Does the mother know that her dead infant will soon be so laden down with maggots that she will no longer be able to carry it – that she will have to dump it? Does she despise her infant’s killer? Does she want revenge? Is she in mourning? Does she replay her previous actions and go through all the various combinations of ‘if onlys’ and ‘what ifs’? Will she remember this offspring until the day she dies? I believe the mothers do feel a loss when their infant dies, but I don’t know whether they feel this loss until the end of their days. I don’t think they really understand death. Certainly they scream when they come across a dead colobus in the forest. However, this does not mean they understand death. These ‘death screams’ could simply signify ‘something isn’t right here’.

When the young ones are playing and laughing, do they ‘feel good’, and in what way? What do the older ones do to feel good once they have outgrown the play period, and how is that feeling different? In humans, laughter seems to be a releaser of endorphins, the natural feel-happy drug. It floods the brain with endorphins and makes you feel positively disposed towards the other person. Is this true for the colobus?
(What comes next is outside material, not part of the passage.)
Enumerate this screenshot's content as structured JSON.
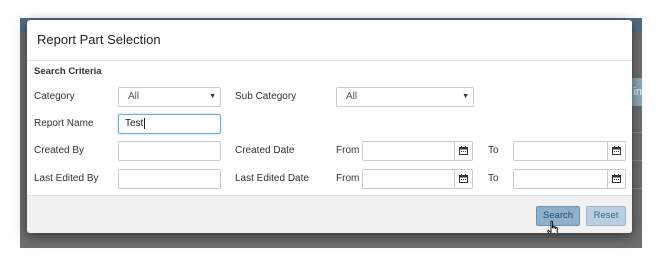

There are so many words we take for granted when we discuss the human condition – ‘lamenting’, ‘anguished’, ‘broken-hearted’, ‘exalting’, ‘rejoicing’. Such words seem to define us. Can these words ever be used in conjunction with monkeys? Are there simian equivalents? And in what way would their meanings differ, without the presence of complex language?
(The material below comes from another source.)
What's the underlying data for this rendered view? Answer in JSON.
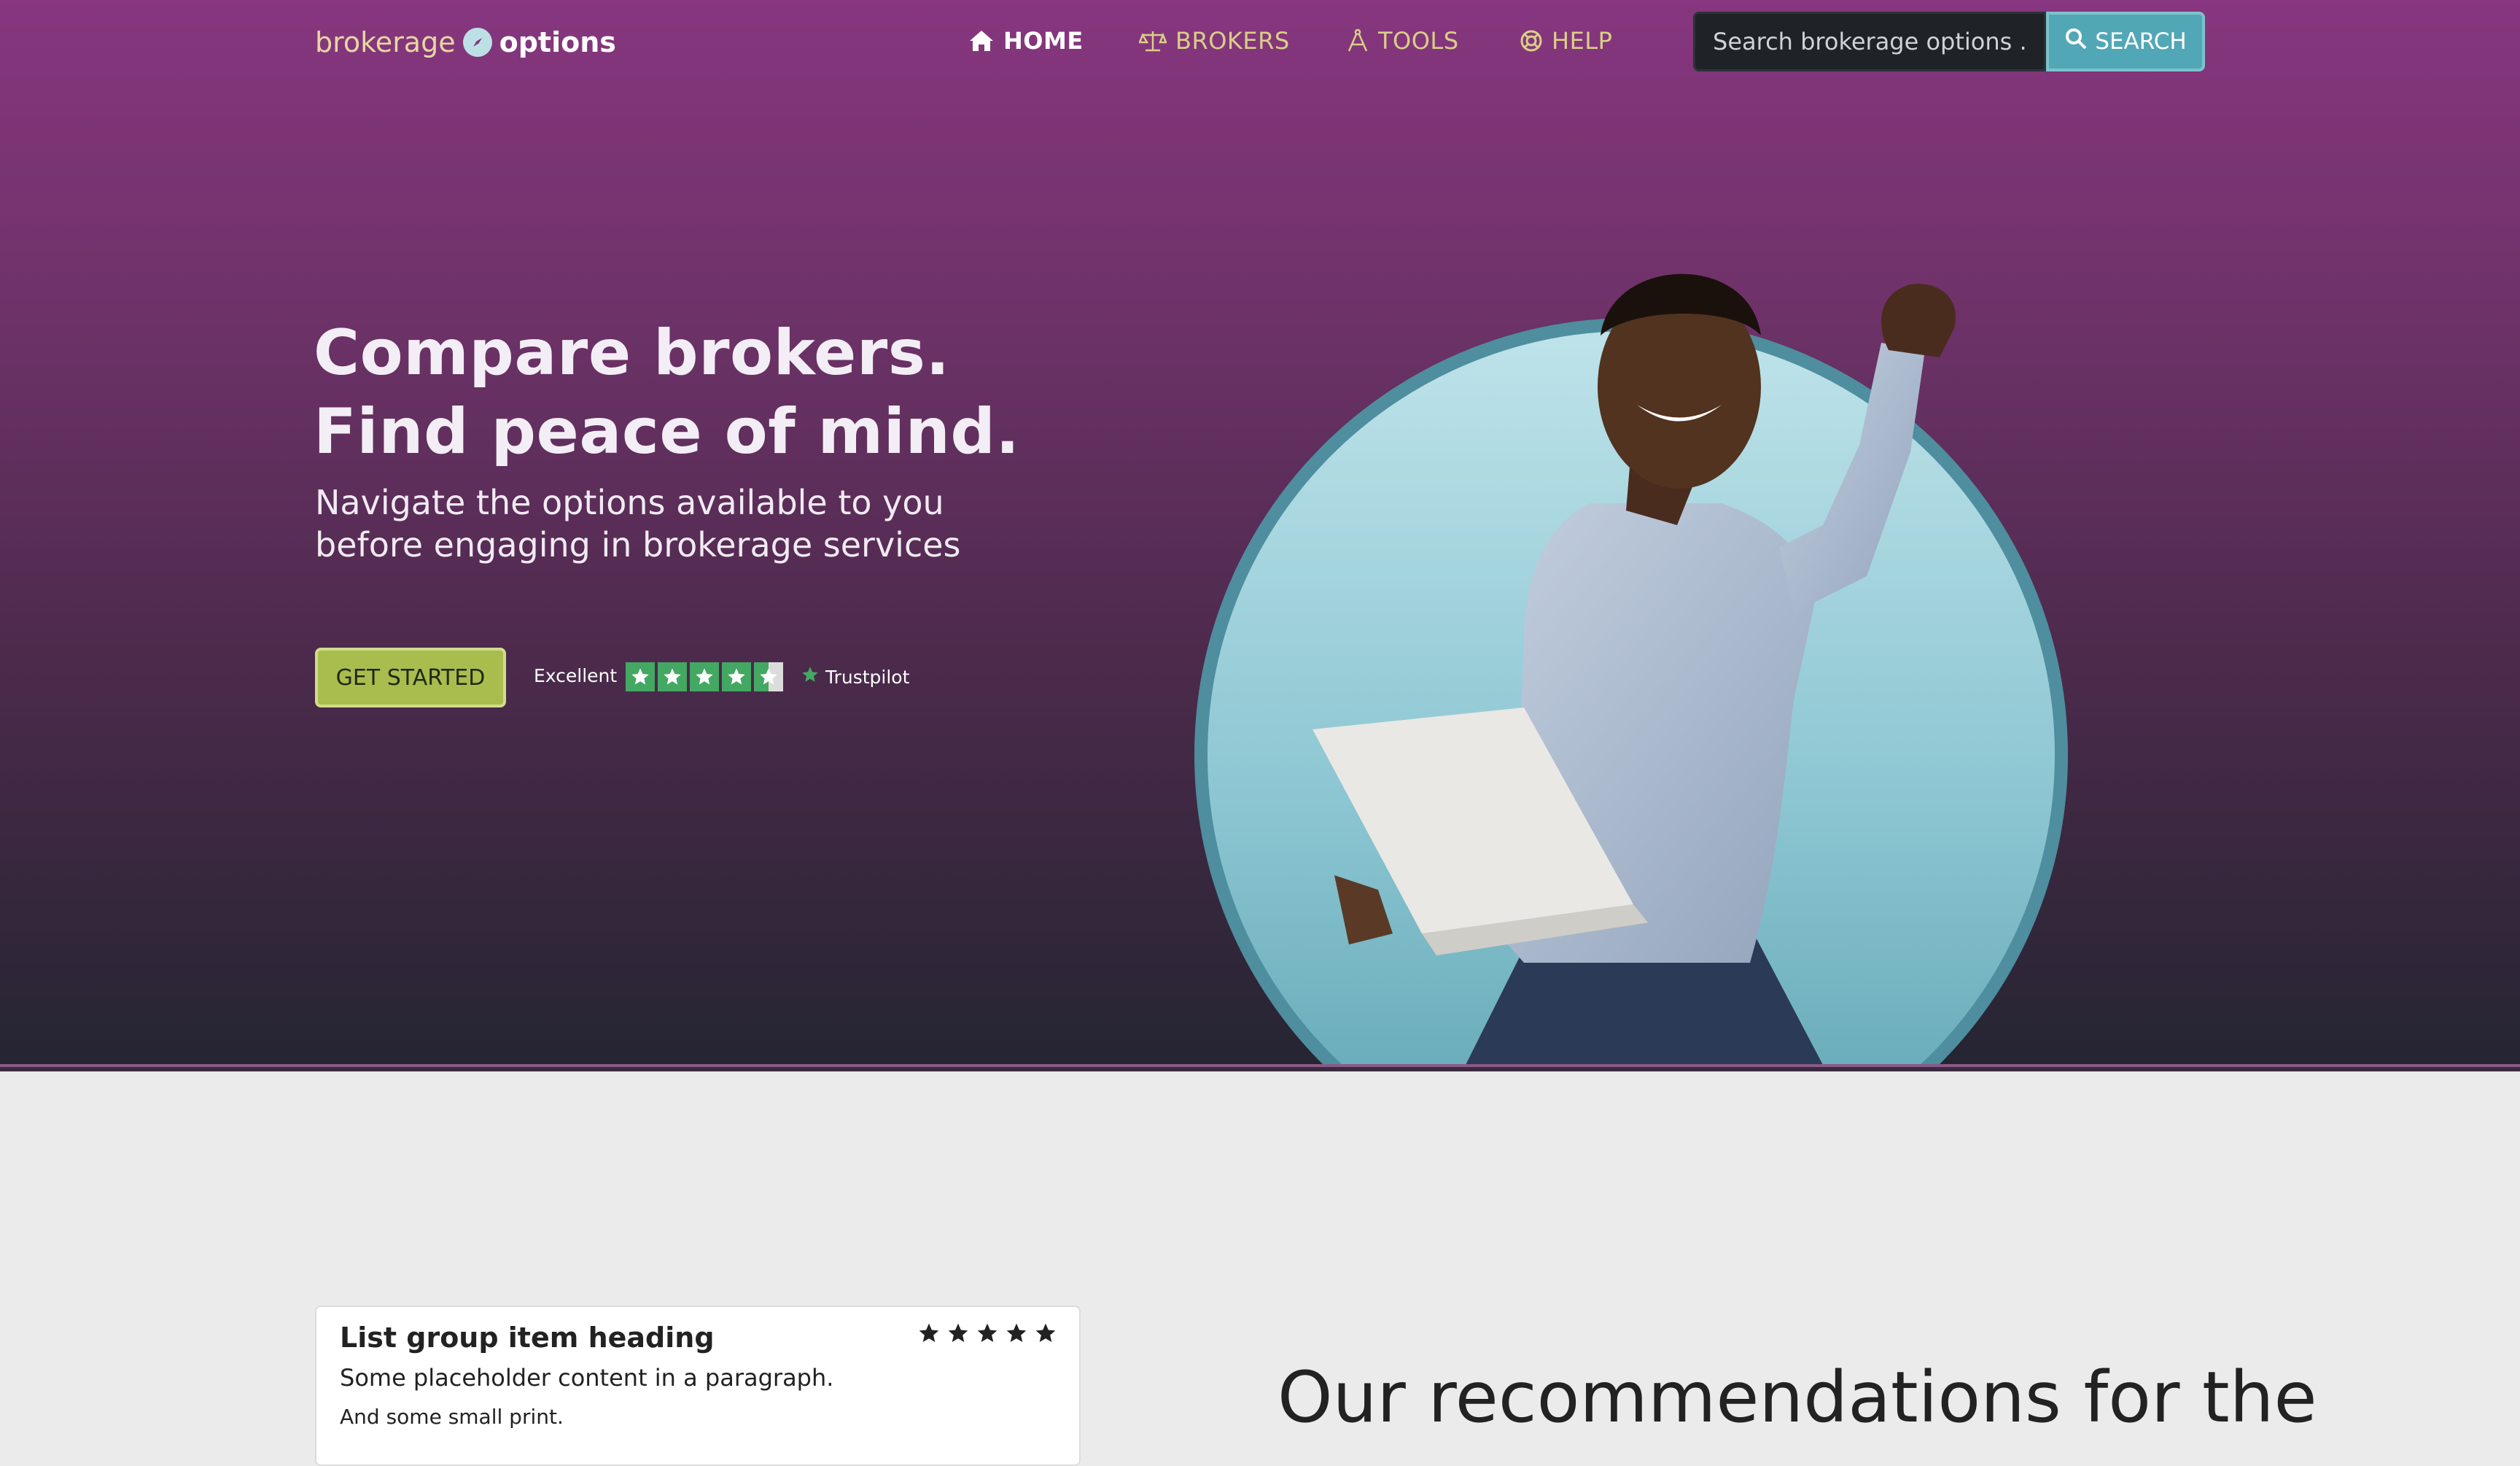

For me there are always more questions than answers. Although this is painfully frustrating, it’s probably the way it should be, for humans. I suppose I imagine that questions are the peaks of mental mountains, and that observing the world around us, asking questions, and then seeking solutions, is probably what drove our evolution. Is there a colobus equivalent of asking questions? Do they scale their own ‘mental mountains’?

As an anthropologist doing field work, I am alert to the dangers of the over-interpretation of the unobservable thoughts swarming around in monkey minds. I’ve often been warned that one must avoid the pitfalls of anthropomorphism. But, also as a field-working anthropologist, I have no problem accepting the possibility that there are a vast number of intricate mental gymnastics taking place inside these physically clumsy acrobats feasting and fighting above my head.

As an anthropologist and an evolutionist, I want to know who we humans are and where we came from, how we got here, and where we’re going. Thus I want to know what other species can tell us about our behaviour. More importantly, as a fieldworker and a conservationist, I want to know what can be done to save these forest creatures from their downward spiral of disappearing from this part of the world. But when the lights are out at night and I’m falling asleep and trying to understand what it all means, I tend to switch gears and questions. Are the colobus – sprawled out along thick mampato branches high up in the forest or curled around each other – dreaming?

© Dawn Starin 2009

Dawn Starin is an anthropologist who has spent the last few decades studying primates in Africa and Asia.

This site uses cookies to recognize users and allow us to analyse site usage. By continuing to browse the site with cookies enabled in your browser, you consent to the use of cookies in accordance with our privacy policy. X